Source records
################
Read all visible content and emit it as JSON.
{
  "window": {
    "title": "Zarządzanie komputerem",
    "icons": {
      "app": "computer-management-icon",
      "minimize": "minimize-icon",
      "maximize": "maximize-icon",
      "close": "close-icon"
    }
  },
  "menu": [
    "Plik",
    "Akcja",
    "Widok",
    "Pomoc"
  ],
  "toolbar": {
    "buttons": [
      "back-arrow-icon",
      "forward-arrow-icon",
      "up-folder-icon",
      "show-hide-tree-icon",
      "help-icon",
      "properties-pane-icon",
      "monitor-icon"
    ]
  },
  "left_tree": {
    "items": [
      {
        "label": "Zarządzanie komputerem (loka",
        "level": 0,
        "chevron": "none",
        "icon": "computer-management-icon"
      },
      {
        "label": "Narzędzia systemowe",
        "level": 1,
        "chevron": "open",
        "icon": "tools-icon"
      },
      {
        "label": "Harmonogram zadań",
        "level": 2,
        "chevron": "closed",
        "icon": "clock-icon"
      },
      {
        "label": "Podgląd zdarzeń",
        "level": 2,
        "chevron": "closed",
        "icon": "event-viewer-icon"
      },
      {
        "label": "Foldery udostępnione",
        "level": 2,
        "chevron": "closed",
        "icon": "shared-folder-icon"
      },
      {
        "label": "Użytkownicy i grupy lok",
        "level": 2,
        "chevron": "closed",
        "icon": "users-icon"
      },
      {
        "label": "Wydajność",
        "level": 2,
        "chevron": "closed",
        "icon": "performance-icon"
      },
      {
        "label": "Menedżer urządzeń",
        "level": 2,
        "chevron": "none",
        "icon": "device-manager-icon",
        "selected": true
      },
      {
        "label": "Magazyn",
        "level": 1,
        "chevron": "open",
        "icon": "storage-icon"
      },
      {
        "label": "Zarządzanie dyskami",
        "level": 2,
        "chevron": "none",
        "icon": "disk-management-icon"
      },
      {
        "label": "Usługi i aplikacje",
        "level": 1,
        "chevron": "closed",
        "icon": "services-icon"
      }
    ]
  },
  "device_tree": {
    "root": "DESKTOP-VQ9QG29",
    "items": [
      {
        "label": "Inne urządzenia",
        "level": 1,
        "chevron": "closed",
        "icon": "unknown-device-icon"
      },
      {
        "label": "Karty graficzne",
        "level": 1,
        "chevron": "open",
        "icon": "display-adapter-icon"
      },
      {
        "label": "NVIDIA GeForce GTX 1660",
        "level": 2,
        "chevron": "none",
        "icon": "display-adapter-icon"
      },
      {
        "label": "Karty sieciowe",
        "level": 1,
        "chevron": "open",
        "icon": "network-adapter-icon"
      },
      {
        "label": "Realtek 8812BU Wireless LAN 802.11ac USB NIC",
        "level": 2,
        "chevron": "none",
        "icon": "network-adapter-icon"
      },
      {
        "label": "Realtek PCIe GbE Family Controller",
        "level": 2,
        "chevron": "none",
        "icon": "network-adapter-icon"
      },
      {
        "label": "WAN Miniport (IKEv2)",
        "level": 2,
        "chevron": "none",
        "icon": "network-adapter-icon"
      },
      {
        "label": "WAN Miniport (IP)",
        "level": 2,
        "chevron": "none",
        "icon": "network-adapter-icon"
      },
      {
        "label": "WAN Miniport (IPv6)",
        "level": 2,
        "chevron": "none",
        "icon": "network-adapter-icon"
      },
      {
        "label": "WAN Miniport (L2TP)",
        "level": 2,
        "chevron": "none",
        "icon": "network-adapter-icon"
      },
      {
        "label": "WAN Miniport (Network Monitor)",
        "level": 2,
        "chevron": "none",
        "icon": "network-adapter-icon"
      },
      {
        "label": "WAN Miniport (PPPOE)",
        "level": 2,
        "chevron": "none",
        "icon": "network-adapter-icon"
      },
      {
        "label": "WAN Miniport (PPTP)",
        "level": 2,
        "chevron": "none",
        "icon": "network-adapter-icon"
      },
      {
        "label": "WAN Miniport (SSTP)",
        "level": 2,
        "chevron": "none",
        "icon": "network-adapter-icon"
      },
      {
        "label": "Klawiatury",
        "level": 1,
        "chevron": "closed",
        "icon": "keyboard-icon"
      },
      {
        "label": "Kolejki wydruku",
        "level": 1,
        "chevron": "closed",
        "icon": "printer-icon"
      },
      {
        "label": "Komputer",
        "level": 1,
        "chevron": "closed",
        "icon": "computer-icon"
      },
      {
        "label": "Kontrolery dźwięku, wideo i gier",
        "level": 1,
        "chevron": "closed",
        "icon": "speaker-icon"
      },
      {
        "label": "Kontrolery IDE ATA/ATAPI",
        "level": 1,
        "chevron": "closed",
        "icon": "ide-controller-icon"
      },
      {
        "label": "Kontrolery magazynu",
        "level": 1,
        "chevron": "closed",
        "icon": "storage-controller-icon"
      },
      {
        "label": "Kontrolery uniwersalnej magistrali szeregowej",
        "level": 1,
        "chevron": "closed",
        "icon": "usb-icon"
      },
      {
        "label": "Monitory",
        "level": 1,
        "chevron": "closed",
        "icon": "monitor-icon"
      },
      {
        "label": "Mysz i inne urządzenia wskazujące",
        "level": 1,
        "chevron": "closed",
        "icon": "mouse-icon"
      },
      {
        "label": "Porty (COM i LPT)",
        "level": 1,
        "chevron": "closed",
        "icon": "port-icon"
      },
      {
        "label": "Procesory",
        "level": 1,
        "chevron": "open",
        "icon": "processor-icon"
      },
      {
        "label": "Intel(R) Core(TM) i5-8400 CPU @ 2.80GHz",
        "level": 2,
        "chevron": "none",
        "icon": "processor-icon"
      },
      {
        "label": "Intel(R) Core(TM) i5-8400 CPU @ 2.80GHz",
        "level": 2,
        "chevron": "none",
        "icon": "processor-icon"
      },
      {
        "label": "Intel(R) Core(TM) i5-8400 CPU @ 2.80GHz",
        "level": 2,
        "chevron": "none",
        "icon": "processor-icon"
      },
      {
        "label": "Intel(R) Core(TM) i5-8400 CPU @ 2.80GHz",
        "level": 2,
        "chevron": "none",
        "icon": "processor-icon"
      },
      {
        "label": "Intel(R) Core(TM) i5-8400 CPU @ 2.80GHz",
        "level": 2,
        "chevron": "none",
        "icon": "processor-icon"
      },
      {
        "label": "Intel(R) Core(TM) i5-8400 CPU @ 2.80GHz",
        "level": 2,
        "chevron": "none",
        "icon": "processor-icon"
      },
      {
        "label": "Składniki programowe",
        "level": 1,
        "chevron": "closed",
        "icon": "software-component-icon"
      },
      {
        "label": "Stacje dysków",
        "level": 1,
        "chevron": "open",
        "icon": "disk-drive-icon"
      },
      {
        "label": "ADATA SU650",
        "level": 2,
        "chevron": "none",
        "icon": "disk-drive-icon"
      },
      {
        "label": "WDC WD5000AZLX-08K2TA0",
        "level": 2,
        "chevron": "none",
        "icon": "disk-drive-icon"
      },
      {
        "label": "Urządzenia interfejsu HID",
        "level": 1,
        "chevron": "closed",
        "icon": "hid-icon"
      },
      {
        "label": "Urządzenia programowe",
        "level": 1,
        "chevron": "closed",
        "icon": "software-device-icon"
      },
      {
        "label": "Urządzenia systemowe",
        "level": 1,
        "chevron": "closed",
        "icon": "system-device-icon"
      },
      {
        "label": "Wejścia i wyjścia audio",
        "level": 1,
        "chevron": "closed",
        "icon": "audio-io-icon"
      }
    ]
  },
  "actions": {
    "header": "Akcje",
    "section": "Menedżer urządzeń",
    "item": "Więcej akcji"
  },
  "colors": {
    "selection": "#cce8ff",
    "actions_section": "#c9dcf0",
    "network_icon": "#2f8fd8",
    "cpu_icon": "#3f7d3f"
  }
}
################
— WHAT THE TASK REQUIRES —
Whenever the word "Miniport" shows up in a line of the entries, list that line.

— SOLUTION FOR THIS PROBLEM —
        "label": "WAN Miniport (IKEv2)",
        "label": "WAN Miniport (IP)",
        "label": "WAN Miniport (IPv6)",
        "label": "WAN Miniport (L2TP)",
        "label": "WAN Miniport (Network Monitor)",
        "label": "WAN Miniport (PPPOE)",
        "label": "WAN Miniport (PPTP)",
        "label": "WAN Miniport (SSTP)",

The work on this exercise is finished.